December

Avoiding the obvious this month of course, a new book on the shelf, Jerry Doherty on ‘A celtic model of ministry’ might be useful in the new parish when things get going – on that note we are slowly ‘house organising’  I’m certainly looking forward to the apples from the garden, it has a lovely old apple tree!  Well OK just a little on the obvious then, on the 23rd we are walking around the village in Greenfield telling the old stories in the midst of the community – well the church is closed so we had to do something different! Hopefully there will be a donkey (for no other reason than they attract attention 😉 ) and perhaps the ‘inn keeper’ will tell us there is no room, we might even have a ‘stable’ at the back!!  Hopefully there will be room at the inn later on, as we are going there for refreshments…

to recover the celtic

I have avoided that word for a long time, it has almost become a nothing word to some, speaking of fanciful longings and notions without any depth or heart or soul. ‘Celtic Christianity never really existed’ some say, and to an extent I would agree.
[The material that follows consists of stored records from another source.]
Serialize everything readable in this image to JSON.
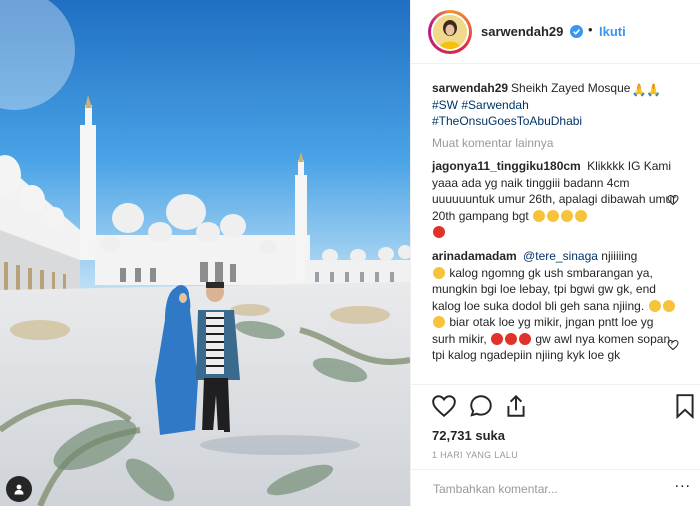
{
  "header": {
    "username": "sarwendah29",
    "separator": "•",
    "follow_label": "Ikuti"
  },
  "caption": {
    "username": "sarwendah29",
    "text": "Sheikh Zayed Mosque",
    "hashtags": [
      "#SW",
      "#Sarwendah",
      "#TheOnsuGoesToAbuDhabi"
    ]
  },
  "more_comments_label": "Muat komentar lainnya",
  "comments": [
    {
      "username": "jagonya11_tinggiku180cm",
      "text": "Klikkkk IG Kami yaaa ada yg naik tinggiii badann 4cm uuuuuuntuk umur 26th, apalagi dibawah umur 20th gampang bgt"
    },
    {
      "username": "arinadamadam",
      "mention": "@tere_sinaga",
      "text_1": "njiiiiing",
      "text_2": "kalog ngomng gk ush smbarangan ya, mungkin bgi loe lebay, tpi bgwi gw gk, end kalog loe suka dodol bli geh sana njiing.",
      "text_3": "biar otak loe yg mikir, jngan pntt loe yg surh mikir,",
      "text_4": "gw awl nya komen sopan, tpi kalog ngadepiin njiing kyk loe gk"
    }
  ],
  "likes": "72,731 suka",
  "timestamp": "1 HARI YANG LALU",
  "comment_input": {
    "placeholder": "Tambahkan komentar...",
    "value": ""
  },
  "more_options": "...",
  "colors": {
    "link": "#3897f0",
    "hashtag": "#003569",
    "muted": "#999999",
    "text": "#262626",
    "verified": "#3897f0"
  },
  "icons": [
    "verified-badge-icon",
    "heart-icon",
    "comment-icon",
    "share-icon",
    "bookmark-icon",
    "user-tag-icon",
    "pray-emoji-icon"
  ]
}
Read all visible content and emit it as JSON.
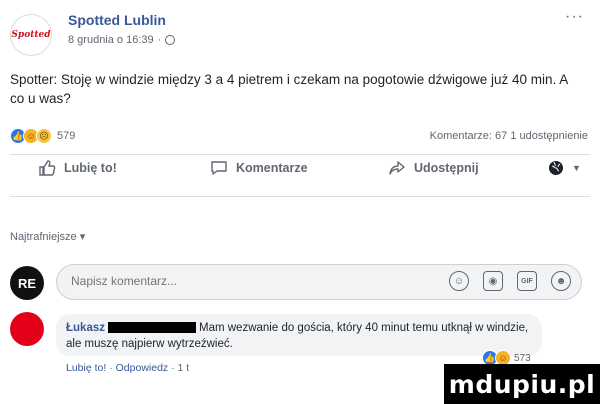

The trouble is, it goes deeper than this. “And Celtic Spirituality is only the heart ruling the head” They might go on to say. When I hear some poetry and music quoted as being ‘celtic’ or of celtic influence I always wonder who was the influence to these quaint ditties, some long forgotten saint speaking from beyond the grave perhaps?

Reading Alastair’s book Soil and Soul is illuminating because for once he usurps the general convention of, is there, isn’t there, celtic arguments and says this:

“The issue, I think, is not whether Celtic spirituality ever existed, but the fact that a living spirituality connecting soil, soul and society manifestly can and does exist. This is community in that word’s most holistic sense. … Celticity therefore takes on a meaning that can be bigger than ethnographic and linguistic definitions alone: it becomes code for reconnection with human community, with the natural world and with God. It expresses what I call a ‘metaculture’: a connection at a level of the soul that goes deeper than superficial cultural differences; a connection simply by virtue of our underlying humanity. Such a bedrock of commonality is desperately needed in today’s fragmented world. It arises not from globalisation as a business concept, but from the fact of being ‘one world’ “